But whereas one Lancashire debutant, Jack Ikin was to play 363 more first-class games after his outing against the tourists, another new boy, the 25-year-old wicketkeeper Stanley Banham, was to make no more. One match, one catch, did not bat and did not bowl. Thank you, Stanley, and good-night.
Banham is by no means alone. Keith Walmsley's excellent Brief Candles examines the brief careers of a very few of the nine thousand cricketers who have just a single first-class appearance to their name. Included in their number is the almost famous F. J. Hyland, who was the subject of Ronald Mason's lovely essay "Of the Late Frederick J. Hyland" in his 1967 book Sing All A Green WiIlow. Also given due consideration is Jos Coulthurst, a seam bowler from Blackburn who played in Lancashire's rain-wrecked final game of the 1919 season but did not even get on the field.
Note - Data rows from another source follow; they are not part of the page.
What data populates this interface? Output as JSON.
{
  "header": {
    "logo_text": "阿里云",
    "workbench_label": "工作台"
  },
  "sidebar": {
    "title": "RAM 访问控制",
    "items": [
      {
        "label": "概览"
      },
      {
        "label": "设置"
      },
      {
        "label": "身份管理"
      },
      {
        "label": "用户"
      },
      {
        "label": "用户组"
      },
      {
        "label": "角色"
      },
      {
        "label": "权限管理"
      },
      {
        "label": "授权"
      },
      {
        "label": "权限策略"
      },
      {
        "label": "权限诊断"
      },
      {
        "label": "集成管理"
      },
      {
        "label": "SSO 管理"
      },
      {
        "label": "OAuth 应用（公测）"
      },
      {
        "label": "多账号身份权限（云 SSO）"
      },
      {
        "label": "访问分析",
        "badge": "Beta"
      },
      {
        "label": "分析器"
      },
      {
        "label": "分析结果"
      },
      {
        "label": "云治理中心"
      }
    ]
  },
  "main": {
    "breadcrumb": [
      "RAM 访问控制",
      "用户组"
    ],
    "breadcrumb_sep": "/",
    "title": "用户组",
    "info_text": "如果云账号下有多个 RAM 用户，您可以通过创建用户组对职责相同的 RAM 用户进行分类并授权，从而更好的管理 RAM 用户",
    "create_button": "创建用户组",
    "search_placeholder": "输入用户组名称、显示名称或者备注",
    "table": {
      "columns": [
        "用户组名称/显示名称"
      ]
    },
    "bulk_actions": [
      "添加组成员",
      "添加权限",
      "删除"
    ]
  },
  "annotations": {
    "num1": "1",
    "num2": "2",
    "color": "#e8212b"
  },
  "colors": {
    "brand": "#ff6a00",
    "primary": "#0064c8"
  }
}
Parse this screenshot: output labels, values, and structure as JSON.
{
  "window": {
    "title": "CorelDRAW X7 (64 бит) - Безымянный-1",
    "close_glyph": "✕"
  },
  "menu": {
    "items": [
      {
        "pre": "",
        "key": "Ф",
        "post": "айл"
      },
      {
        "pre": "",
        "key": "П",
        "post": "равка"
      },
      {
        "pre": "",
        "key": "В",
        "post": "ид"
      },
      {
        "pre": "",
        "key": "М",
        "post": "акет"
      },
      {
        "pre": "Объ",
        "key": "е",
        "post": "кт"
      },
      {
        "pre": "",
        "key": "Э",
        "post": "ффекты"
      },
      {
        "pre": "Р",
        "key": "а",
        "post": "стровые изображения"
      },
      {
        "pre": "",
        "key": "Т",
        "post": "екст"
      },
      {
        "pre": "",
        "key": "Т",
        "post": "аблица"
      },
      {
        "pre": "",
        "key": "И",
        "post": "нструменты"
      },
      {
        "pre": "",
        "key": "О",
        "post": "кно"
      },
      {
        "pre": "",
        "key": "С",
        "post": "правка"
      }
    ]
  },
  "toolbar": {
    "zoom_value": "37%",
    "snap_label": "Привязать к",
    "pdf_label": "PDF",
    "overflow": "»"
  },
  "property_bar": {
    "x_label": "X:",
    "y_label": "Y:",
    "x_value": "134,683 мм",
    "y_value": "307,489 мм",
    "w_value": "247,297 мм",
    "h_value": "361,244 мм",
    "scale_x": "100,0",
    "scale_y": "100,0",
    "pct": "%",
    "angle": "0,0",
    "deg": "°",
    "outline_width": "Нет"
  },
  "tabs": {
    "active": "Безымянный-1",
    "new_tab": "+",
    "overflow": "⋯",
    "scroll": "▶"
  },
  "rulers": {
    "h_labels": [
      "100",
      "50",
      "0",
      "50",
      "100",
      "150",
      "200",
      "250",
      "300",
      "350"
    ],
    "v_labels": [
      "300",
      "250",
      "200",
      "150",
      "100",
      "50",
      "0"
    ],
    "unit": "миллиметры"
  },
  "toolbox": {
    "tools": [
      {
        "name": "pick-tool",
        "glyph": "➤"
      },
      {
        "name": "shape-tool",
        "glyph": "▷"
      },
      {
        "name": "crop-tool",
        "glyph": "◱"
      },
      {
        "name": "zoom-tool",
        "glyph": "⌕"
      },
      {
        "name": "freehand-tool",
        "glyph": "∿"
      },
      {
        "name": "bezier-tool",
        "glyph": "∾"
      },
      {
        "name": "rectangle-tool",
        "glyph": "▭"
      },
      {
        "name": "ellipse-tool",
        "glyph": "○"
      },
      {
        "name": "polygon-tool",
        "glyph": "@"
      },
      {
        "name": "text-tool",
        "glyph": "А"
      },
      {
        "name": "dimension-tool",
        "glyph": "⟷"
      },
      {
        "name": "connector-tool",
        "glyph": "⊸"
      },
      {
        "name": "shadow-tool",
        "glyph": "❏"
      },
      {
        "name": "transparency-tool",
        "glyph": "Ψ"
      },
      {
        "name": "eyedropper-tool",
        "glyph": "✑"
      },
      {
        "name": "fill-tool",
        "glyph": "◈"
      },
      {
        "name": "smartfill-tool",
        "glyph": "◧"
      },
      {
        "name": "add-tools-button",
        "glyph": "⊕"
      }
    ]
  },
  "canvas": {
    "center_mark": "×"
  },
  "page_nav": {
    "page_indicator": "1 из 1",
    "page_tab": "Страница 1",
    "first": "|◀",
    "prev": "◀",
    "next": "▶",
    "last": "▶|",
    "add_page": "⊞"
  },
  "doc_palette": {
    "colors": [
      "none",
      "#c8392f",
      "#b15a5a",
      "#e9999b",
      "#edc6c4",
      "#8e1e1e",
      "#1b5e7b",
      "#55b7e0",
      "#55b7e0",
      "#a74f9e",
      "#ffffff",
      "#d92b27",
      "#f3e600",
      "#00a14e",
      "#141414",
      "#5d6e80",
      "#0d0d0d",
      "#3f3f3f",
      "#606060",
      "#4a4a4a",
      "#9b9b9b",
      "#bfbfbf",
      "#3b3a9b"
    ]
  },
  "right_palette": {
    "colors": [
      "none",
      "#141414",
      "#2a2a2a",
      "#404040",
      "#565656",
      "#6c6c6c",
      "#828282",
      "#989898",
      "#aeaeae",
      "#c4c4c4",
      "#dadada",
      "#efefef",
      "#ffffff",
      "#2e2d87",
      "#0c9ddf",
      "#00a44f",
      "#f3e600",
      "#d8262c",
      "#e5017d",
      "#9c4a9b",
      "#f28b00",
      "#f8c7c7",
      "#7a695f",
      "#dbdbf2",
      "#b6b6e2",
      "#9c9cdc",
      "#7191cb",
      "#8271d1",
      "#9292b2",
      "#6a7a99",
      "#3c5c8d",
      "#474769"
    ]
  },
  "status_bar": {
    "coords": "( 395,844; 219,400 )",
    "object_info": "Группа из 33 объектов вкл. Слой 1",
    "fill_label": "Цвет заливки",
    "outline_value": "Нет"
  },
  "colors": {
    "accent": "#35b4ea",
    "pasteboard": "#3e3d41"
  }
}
Even compared to some wicketkeepers, Banham's own match was incident-packed. Five glovemen have played a single game without batting or claiming a victim. That, in a way, is what makes Banham's sole success all the more wistful. One catch and that was it. Blink and you'd have missed it. And if Banham had blinked, he would have missed it.
I don't know anything like as much as I would like about Stanley Tattersall Banham. He was born in Sharneyford, Bacup on September 21st 1913 and died in Peterborough on the 29th December 1984. (Actually, Wisden's four-line obituary records him as passing away "at Peterborough", which suggests a degree of transience, as though the deceased had been waiting for a train. If it was a Northern Rail connection, some would argue that it explains things perfectly. Then again, the primrose brick did not even record Banham's passing until its 1987 edition. Clearly the sad news did not reach London for about two years. Again, perhaps they sent the letter from Cambridgeshire by Northern Rail...)
Banham played 13 Second XI games for Lancashire in 1938 and 1939. He was an understudy to Bill Farrimond (pictured above on the left - we don't have any pictures of Stanley Banham), who had, for many years, occupied the same role to George Duckworth before Lancashire's most illustrious wicketkeeper withdrew from regular first-class cricket in 1938. War plainly prevented Banham furthering his career, although he played a one-day game for the county against Warwickshire at Edgbaston in 1945.
There was, though, plenty of cricket for Banham to play once his Old Trafford days were done. In addition to making 158 Lancashire League appearances for Bacup, he opened the batting for C L Walcott's Commonwealth XI which took on Cumberland and Westmorland at Workington in 1951. The first five in the order were as follows: R. E. Marshall, S. T. Banham, F.M. M. Worrell, E. D. Weekes and C. L. Walcott himself. I hope you enjoyed that, Stan.
There is plenty more to find out about Stanley Banham, some of it, perhaps, at Bacup C.C. No doubt the newspaper libraries will help too. I hope I have time to investigate his life further. But even if I don't, one fact is incontrovertible. Nearly 73 years ago, Derek Sealy was his man. True, the line against his name in the Lancashire Yearbook may be almost completely blank; but at the end of that horizontal white space a single vertical black digit both commemorates and secures Banham's moment of glory when the ball thudded into his gauntlets.
(c) Lancashire CCC Ltd